A few days ago, I discussed some of the pros and cons of Massachusetts\’ law requiring residents to purchase health care.  Apparently the final piece of the puzzle has been finalized – the subsidy system is \”poised\” to become law.  From the New York Times:

State officials said that under the plan, they expected that all but about 65,000 of the 328,000 adults who are currently uninsured would be able to get affordable coverage.

The proposal sets a sliding scale of affordability standards in which, for example, a single person earning $40,001 a year would be expected to pay no more than 9 percent of income, or about $300 a month, for health insurance; a single person earning $25,000 a year would be expected to pay a much smaller percentage, about 3.3 percent of income, or $70 a month.

File this in the \”con\” column.  If you think government can determine, with surgical-like precision, subsidy amounts, percentage of income and eligibility for all citizens, then I want some of what you\’re drinking.  There\’s just no way.
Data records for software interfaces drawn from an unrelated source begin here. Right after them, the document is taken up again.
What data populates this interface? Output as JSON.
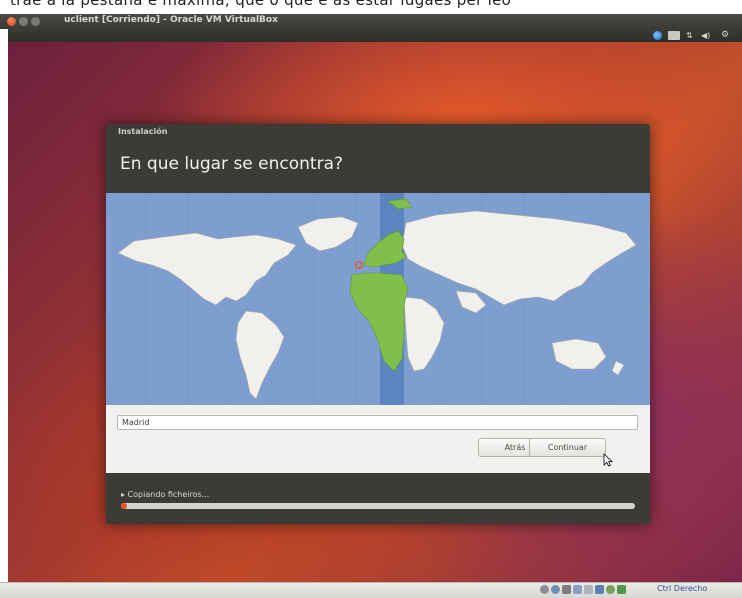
{
  "caption": {
    "text": "trae a la pestana e maxima; que o que e as estar lugaes per leo"
  },
  "vbox": {
    "title": "uclient [Corriendo] - Oracle VM VirtualBox"
  },
  "panel": {
    "icons": [
      "accessibility-icon",
      "keyboard-icon",
      "network-icon",
      "volume-icon",
      "gear-icon"
    ]
  },
  "installer": {
    "window_label": "Instalación",
    "heading": "En que lugar se encontra?",
    "city_value": "Madrid",
    "back_label": "Atrás",
    "continue_label": "Continuar",
    "progress_label": "▸ Copiando ficheiros...",
    "progress_fraction": 0.01,
    "map_colors": {
      "ocean": "#7f9ed0",
      "land": "#f1f0ec",
      "selected_land": "#7fbf4a",
      "timezone_band": "#5c84bf"
    }
  },
  "statusbar": {
    "host_key_label": "Ctrl Derecho"
  }
}
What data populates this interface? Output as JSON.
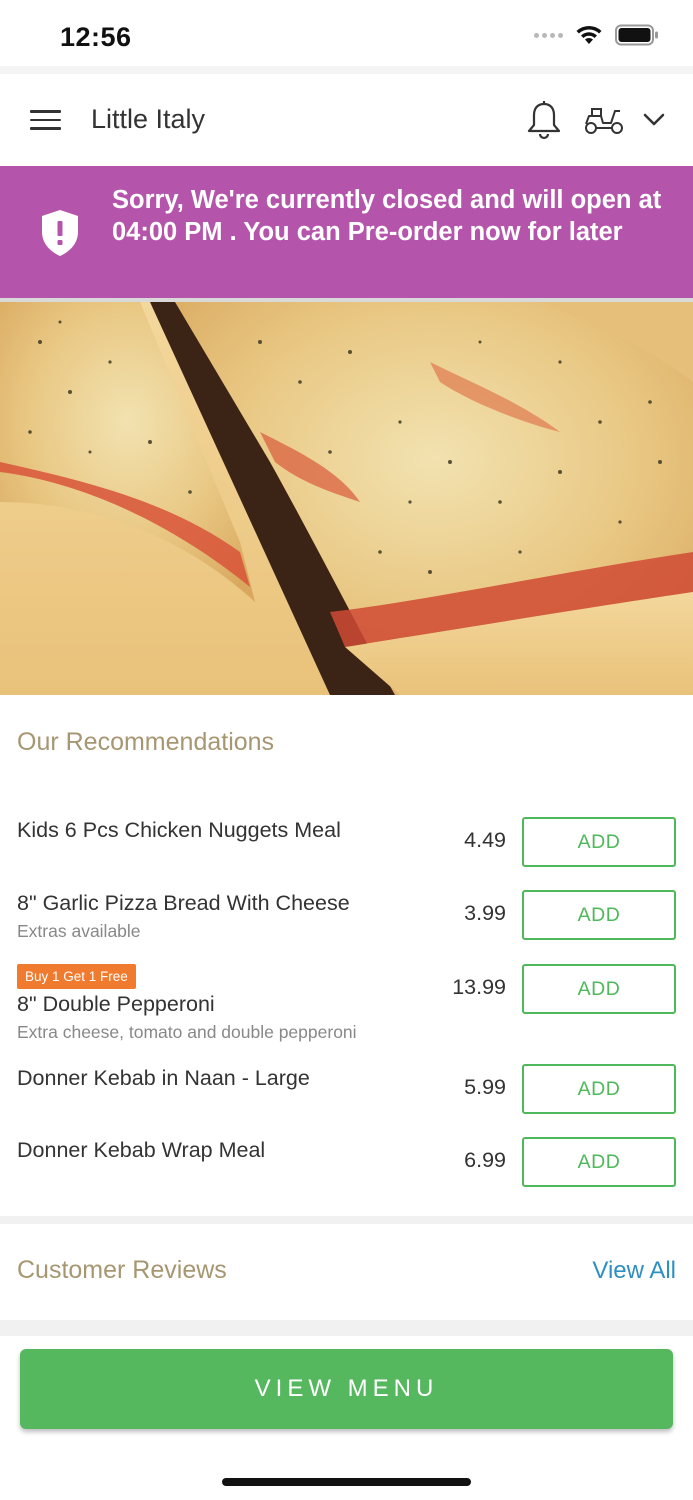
{
  "status_bar": {
    "time": "12:56"
  },
  "header": {
    "title": "Little Italy"
  },
  "banner": {
    "message": "Sorry, We're currently closed and will open at 04:00 PM . You can Pre-order now for later"
  },
  "recommendations": {
    "title": "Our Recommendations",
    "add_label": "ADD",
    "items": [
      {
        "name": "Kids 6 Pcs Chicken Nuggets Meal",
        "sub": "",
        "badge": "",
        "price": "4.49"
      },
      {
        "name": "8\" Garlic Pizza Bread With Cheese",
        "sub": "Extras available",
        "badge": "",
        "price": "3.99"
      },
      {
        "name": "8\" Double Pepperoni",
        "sub": "Extra cheese, tomato and double pepperoni",
        "badge": "Buy 1 Get 1 Free",
        "price": "13.99"
      },
      {
        "name": "Donner Kebab in Naan - Large",
        "sub": "",
        "badge": "",
        "price": "5.99"
      },
      {
        "name": "Donner Kebab Wrap Meal",
        "sub": "",
        "badge": "",
        "price": "6.99"
      }
    ]
  },
  "reviews": {
    "title": "Customer Reviews",
    "view_all": "View All"
  },
  "footer": {
    "view_menu": "VIEW MENU"
  },
  "colors": {
    "banner": "#b455ab",
    "accent_green": "#4fb85a",
    "promo_orange": "#f07a2e",
    "section_title": "#a69672",
    "link_blue": "#2e8fc3"
  }
}
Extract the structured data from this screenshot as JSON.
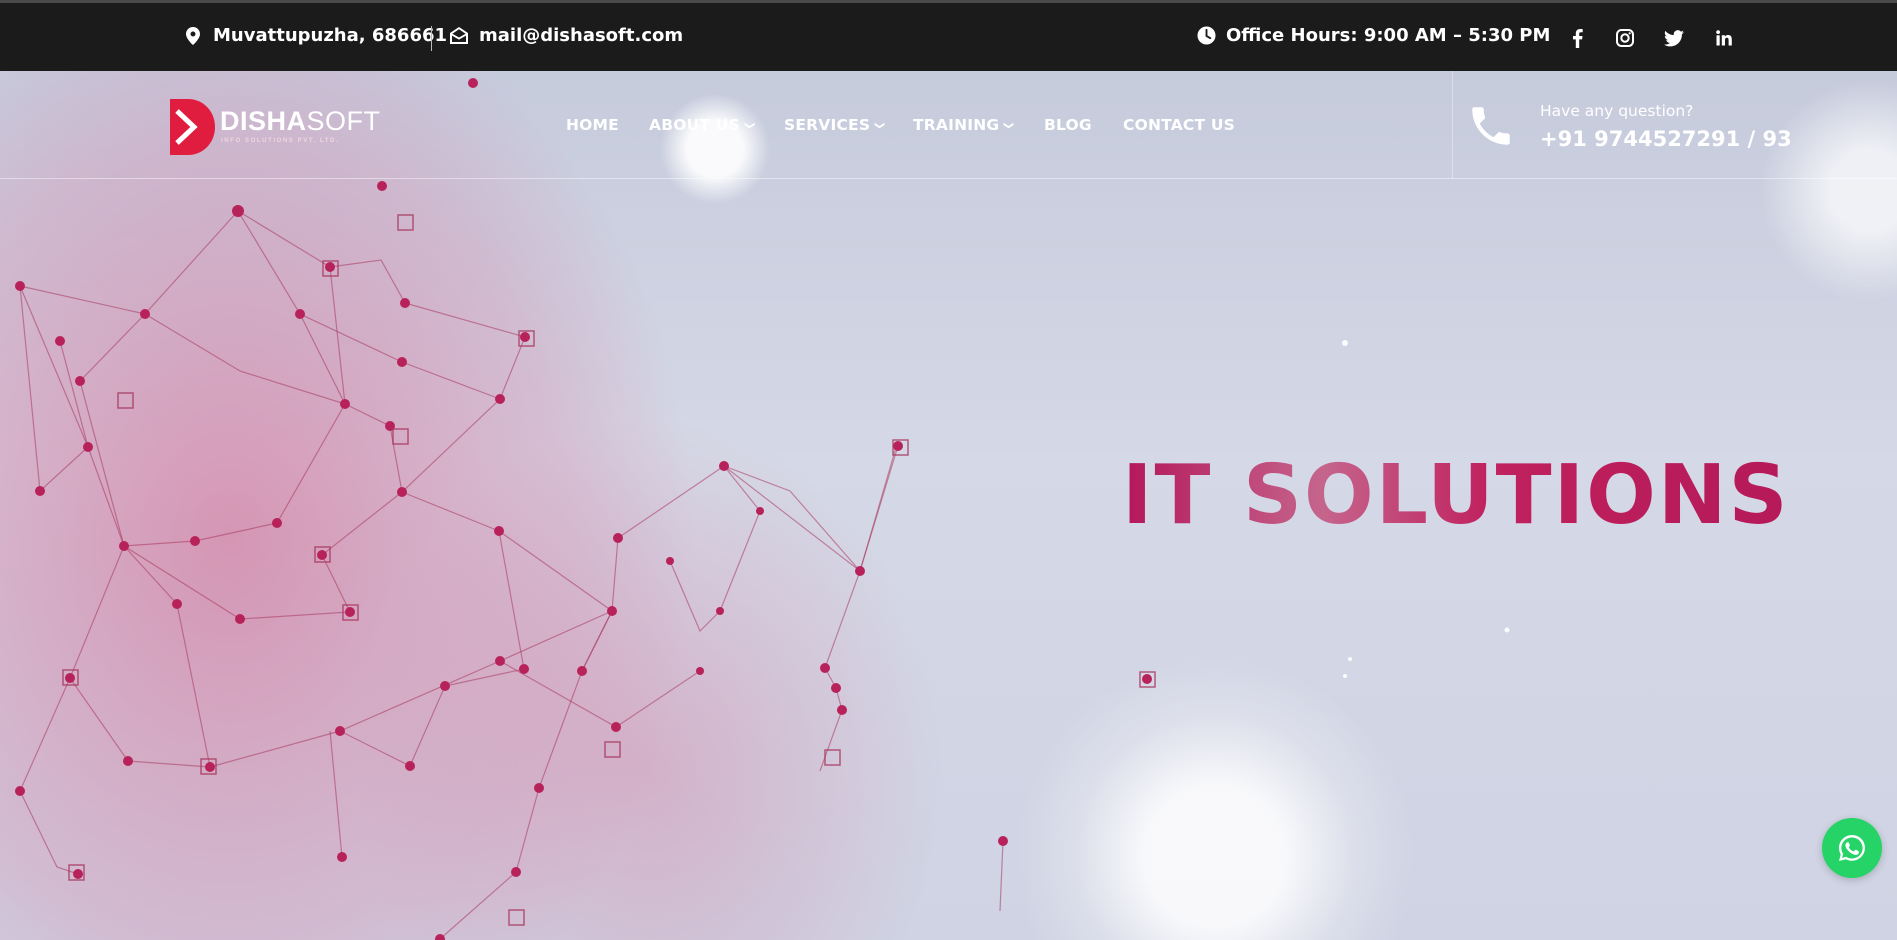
{
  "topbar": {
    "location": "Muvattupuzha, 686661",
    "email": "mail@dishasoft.com",
    "office_hours": "Office Hours: 9:00 AM – 5:30 PM",
    "social": [
      "facebook-icon",
      "instagram-icon",
      "twitter-icon",
      "linkedin-icon"
    ]
  },
  "logo": {
    "name_bold": "DISHA",
    "name_light": "SOFT",
    "tagline": "INFO SOLUTIONS PVT. LTD."
  },
  "nav": {
    "items": [
      {
        "label": "HOME",
        "has_dropdown": false
      },
      {
        "label": "ABOUT US",
        "has_dropdown": true
      },
      {
        "label": "SERVICES",
        "has_dropdown": true
      },
      {
        "label": "TRAINING",
        "has_dropdown": true
      },
      {
        "label": "BLOG",
        "has_dropdown": false
      },
      {
        "label": "CONTACT US",
        "has_dropdown": false
      }
    ]
  },
  "contact": {
    "question": "Have any question?",
    "phone": "+91 9744527291 / 93"
  },
  "hero": {
    "title": "IT SOLUTIONS"
  },
  "colors": {
    "topbar_bg": "#1b1b1b",
    "accent": "#b4165a",
    "logo_red": "#e11d3f",
    "whatsapp": "#25d366"
  }
}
In fact, as the Boston Globe reports, the new plan exempts 20% of the uninsured from the mandate, in order to avoid a backlash.  Of course, it is advocates for the poor that are pushing for more exemptions, even though it is the poorest people that the new plan is supposed to help the most.